DIRECTIONS FOR THIS TASK: In the entries that follow, which lines hold the string "Notification"? List them.

(Web page and app entries)
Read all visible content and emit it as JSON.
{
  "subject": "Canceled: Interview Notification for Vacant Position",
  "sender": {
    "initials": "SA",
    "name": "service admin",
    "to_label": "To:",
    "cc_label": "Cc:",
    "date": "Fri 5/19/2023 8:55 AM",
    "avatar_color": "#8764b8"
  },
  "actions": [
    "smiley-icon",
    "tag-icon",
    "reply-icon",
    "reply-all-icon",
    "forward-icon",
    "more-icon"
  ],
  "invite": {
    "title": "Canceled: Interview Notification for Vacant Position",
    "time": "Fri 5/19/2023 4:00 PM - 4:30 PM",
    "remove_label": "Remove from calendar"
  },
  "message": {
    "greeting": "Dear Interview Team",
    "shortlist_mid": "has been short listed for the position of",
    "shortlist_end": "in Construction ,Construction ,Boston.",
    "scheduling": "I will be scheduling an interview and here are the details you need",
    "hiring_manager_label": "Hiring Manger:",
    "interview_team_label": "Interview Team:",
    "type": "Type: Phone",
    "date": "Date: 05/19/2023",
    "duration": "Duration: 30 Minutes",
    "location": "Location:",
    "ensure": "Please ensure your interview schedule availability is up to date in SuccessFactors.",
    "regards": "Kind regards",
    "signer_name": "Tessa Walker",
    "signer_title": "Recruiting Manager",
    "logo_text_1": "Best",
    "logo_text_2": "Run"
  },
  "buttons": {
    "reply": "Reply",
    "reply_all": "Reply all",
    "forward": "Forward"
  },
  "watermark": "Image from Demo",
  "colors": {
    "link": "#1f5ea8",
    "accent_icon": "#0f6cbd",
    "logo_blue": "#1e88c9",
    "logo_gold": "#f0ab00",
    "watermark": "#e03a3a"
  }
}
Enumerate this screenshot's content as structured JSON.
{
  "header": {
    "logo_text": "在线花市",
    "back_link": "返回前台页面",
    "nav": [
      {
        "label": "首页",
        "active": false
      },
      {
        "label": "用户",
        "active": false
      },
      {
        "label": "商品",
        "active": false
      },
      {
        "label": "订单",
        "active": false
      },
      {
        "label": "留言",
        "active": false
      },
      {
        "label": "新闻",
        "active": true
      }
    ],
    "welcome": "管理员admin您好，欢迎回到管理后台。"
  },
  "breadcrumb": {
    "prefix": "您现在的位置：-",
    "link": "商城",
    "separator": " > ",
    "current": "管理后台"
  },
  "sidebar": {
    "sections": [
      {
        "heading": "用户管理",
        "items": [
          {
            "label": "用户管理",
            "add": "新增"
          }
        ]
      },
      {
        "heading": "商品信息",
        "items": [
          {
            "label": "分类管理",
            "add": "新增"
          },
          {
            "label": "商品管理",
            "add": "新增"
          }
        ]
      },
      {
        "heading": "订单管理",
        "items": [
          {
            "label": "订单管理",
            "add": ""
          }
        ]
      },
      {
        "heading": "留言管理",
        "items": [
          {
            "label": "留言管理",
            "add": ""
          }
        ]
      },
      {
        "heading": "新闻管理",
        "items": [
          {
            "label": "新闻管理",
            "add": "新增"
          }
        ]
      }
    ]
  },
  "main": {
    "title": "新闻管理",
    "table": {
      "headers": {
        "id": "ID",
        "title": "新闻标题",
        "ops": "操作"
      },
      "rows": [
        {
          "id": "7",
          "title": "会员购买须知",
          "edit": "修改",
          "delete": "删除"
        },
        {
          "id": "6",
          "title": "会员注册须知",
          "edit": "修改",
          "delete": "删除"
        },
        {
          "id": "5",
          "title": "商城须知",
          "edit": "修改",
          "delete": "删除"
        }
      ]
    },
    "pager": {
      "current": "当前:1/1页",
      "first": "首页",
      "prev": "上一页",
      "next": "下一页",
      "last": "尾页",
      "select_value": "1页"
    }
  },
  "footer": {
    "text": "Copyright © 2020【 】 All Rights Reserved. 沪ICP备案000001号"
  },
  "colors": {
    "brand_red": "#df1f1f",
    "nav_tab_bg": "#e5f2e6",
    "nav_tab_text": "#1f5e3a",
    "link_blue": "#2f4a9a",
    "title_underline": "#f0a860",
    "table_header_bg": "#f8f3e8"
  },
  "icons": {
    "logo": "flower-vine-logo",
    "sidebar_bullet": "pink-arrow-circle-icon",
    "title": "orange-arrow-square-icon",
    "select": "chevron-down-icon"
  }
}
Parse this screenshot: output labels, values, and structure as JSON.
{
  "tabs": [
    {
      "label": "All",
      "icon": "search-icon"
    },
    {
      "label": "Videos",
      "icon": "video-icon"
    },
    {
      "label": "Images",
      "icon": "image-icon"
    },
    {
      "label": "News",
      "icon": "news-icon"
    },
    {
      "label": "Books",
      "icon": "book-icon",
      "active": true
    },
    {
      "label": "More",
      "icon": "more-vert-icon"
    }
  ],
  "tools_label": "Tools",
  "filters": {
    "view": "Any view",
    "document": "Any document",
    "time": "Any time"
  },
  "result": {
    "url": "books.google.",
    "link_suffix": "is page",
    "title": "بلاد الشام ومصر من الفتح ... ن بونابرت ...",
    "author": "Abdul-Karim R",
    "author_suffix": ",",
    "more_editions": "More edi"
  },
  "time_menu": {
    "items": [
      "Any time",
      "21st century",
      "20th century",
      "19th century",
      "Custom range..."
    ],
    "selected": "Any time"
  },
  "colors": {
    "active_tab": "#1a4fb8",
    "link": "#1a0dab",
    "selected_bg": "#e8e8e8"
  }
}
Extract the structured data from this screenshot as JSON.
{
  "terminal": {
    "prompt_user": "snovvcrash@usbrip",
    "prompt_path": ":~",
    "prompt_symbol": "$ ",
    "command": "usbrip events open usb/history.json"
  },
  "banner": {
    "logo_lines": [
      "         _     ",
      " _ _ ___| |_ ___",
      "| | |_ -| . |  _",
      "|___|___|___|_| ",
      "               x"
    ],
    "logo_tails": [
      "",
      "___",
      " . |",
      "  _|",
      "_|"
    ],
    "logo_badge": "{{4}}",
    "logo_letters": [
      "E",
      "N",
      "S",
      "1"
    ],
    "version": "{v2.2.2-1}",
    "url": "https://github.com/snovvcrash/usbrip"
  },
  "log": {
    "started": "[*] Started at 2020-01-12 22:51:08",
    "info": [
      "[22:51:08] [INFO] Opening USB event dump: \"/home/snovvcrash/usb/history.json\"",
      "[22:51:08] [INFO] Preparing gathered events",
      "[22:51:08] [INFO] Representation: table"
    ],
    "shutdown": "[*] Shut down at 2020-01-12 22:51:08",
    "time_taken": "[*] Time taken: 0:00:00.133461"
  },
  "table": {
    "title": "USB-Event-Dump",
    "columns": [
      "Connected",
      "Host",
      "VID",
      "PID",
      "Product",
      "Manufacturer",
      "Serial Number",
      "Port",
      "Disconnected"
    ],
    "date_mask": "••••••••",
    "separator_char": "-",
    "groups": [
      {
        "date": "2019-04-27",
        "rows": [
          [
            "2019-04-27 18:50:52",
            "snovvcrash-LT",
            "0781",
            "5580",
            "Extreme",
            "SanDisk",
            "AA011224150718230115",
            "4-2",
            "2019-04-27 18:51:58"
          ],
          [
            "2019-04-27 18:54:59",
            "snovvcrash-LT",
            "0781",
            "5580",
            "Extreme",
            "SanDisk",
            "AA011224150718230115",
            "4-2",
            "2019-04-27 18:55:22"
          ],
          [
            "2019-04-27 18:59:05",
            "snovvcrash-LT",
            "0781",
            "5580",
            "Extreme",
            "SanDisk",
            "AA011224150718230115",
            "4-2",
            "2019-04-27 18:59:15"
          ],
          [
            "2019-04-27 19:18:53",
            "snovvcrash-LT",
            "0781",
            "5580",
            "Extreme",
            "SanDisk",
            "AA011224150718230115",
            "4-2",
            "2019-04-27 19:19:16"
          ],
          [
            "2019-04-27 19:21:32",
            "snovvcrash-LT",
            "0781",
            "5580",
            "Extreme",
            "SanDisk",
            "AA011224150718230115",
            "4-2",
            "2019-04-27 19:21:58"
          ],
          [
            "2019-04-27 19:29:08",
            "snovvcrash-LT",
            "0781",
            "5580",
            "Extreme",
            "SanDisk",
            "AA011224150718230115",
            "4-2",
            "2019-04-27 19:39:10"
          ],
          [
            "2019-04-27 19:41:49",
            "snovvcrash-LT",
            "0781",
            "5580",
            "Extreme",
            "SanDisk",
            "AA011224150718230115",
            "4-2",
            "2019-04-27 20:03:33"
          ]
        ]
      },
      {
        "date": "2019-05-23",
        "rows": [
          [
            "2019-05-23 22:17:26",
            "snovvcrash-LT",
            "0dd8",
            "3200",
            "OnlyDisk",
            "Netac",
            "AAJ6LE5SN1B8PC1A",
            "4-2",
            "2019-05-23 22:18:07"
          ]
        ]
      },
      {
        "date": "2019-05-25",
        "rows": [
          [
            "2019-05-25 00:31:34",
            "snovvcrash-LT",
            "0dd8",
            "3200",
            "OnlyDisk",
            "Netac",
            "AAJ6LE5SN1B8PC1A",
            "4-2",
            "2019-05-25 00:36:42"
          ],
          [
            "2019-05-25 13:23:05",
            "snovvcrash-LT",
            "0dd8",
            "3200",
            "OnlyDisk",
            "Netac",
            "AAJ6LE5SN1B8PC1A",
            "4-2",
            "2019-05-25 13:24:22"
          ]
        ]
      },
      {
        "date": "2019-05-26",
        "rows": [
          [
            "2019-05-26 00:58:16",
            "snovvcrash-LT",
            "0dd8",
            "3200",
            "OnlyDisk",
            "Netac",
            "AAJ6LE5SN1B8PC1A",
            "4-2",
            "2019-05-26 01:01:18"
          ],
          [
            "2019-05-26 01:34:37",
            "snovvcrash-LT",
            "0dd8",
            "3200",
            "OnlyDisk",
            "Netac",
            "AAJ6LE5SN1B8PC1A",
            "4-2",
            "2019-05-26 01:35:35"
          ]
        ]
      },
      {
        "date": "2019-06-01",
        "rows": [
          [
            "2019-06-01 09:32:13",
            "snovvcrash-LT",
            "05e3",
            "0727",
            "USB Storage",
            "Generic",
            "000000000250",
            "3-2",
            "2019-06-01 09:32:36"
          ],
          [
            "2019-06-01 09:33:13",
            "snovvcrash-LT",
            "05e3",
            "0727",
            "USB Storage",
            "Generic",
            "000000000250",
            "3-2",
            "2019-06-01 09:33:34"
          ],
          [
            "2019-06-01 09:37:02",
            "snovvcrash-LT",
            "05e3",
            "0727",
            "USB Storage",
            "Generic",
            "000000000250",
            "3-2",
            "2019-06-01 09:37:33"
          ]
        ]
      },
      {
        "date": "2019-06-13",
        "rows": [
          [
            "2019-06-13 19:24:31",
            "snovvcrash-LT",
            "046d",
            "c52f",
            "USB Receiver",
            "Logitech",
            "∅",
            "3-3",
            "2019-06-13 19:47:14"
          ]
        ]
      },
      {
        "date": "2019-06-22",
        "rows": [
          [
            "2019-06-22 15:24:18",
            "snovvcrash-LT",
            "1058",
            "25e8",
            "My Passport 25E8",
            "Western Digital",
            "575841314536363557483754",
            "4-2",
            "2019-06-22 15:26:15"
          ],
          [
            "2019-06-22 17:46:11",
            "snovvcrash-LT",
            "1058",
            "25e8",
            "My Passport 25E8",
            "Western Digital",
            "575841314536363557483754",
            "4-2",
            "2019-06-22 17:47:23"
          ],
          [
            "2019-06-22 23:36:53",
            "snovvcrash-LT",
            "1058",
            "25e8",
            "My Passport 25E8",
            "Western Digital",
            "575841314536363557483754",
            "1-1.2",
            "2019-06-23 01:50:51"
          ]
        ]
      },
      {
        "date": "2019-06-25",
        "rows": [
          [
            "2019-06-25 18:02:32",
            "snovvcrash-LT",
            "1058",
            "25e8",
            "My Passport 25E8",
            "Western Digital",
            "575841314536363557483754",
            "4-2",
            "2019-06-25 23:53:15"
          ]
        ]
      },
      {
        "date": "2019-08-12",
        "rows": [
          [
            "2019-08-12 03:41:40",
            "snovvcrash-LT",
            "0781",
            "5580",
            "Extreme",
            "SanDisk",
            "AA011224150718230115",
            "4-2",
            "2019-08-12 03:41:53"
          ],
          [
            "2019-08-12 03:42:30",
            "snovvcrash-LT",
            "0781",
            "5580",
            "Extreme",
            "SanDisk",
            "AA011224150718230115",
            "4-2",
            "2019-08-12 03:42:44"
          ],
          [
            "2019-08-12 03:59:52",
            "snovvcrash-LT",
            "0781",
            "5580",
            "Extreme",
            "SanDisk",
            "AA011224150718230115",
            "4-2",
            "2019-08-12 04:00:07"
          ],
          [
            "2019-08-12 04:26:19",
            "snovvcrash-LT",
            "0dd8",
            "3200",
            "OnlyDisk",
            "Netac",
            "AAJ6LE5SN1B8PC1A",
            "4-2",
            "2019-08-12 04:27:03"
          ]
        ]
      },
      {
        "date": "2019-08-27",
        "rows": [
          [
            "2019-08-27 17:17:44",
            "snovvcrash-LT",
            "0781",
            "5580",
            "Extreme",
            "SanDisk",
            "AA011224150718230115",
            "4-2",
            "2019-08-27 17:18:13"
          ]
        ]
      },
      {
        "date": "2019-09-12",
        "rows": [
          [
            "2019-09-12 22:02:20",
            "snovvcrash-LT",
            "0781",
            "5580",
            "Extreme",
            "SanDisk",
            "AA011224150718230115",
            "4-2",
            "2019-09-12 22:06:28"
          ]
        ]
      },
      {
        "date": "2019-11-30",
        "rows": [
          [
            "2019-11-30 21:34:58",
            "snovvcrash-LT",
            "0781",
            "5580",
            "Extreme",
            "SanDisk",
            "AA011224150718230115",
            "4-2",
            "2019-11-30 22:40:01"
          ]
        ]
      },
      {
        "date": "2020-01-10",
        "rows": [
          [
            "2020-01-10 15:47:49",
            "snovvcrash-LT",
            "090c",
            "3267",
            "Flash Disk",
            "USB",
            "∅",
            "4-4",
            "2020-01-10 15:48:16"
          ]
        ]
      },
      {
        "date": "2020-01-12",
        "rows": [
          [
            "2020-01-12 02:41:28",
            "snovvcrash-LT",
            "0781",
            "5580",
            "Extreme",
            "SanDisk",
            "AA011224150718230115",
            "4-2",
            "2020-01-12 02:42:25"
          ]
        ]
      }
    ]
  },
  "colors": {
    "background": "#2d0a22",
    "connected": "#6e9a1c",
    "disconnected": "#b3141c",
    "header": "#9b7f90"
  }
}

REPLY TO THE TASK:
  "subject": "Canceled: Interview Notification for Vacant Position",
    "title": "Canceled: Interview Notification for Vacant Position",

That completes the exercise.